> Entries supplied
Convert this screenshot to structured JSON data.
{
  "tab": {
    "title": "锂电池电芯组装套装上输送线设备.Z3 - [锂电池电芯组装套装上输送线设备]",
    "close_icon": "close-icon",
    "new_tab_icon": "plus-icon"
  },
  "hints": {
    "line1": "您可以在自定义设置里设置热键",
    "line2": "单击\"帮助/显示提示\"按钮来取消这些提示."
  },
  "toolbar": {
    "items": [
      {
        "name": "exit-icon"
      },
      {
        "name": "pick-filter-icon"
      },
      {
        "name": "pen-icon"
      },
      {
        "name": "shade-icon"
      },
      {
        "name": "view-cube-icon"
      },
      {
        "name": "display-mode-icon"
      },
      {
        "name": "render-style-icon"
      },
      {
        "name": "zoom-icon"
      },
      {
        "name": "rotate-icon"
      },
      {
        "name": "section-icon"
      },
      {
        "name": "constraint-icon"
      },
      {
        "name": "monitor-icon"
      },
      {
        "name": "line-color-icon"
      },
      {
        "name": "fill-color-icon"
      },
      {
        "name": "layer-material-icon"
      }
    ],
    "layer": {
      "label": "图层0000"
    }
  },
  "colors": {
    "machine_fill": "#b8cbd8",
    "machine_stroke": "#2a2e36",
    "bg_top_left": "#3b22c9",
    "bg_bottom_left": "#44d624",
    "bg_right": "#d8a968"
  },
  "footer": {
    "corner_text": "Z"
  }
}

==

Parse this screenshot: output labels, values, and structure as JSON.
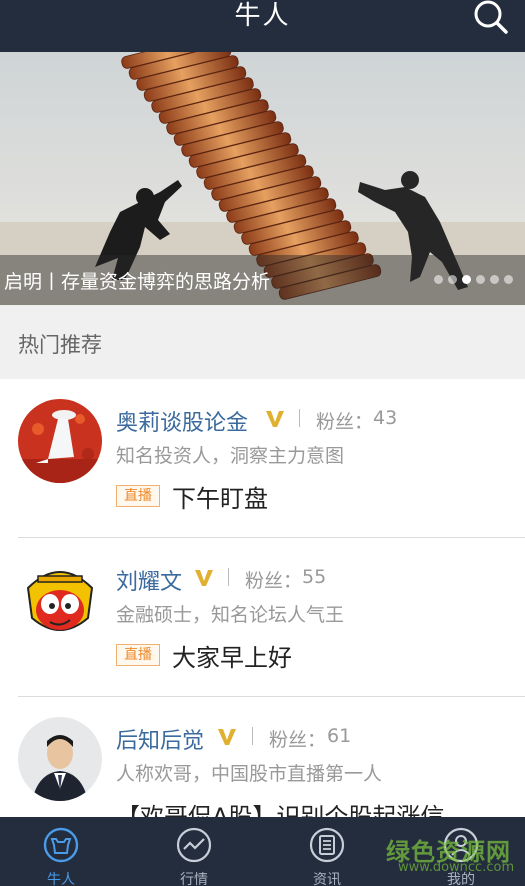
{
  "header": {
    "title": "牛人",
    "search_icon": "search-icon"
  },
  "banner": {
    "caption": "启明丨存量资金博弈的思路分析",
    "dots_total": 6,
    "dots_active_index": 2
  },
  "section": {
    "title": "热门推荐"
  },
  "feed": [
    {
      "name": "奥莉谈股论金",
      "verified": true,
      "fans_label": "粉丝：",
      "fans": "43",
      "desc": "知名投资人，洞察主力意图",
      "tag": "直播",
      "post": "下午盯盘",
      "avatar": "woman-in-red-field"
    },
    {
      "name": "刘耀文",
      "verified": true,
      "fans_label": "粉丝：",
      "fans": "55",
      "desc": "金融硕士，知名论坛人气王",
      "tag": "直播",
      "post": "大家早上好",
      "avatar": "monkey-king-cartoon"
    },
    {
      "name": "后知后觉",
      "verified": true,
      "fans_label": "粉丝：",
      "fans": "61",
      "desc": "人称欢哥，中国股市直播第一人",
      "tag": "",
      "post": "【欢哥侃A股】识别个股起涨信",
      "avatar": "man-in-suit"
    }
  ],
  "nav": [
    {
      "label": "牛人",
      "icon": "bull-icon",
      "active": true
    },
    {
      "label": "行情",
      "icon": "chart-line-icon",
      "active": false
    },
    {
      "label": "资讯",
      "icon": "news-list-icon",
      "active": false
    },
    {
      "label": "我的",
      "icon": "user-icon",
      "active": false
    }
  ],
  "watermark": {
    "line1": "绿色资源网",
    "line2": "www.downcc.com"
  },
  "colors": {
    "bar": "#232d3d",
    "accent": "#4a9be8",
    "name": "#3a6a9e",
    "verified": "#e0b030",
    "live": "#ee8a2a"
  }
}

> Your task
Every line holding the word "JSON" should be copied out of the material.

> Response to the exercise
Convert this screenshot to structured JSON data.
Parse this screenshot: output labels, values, and structure as JSON.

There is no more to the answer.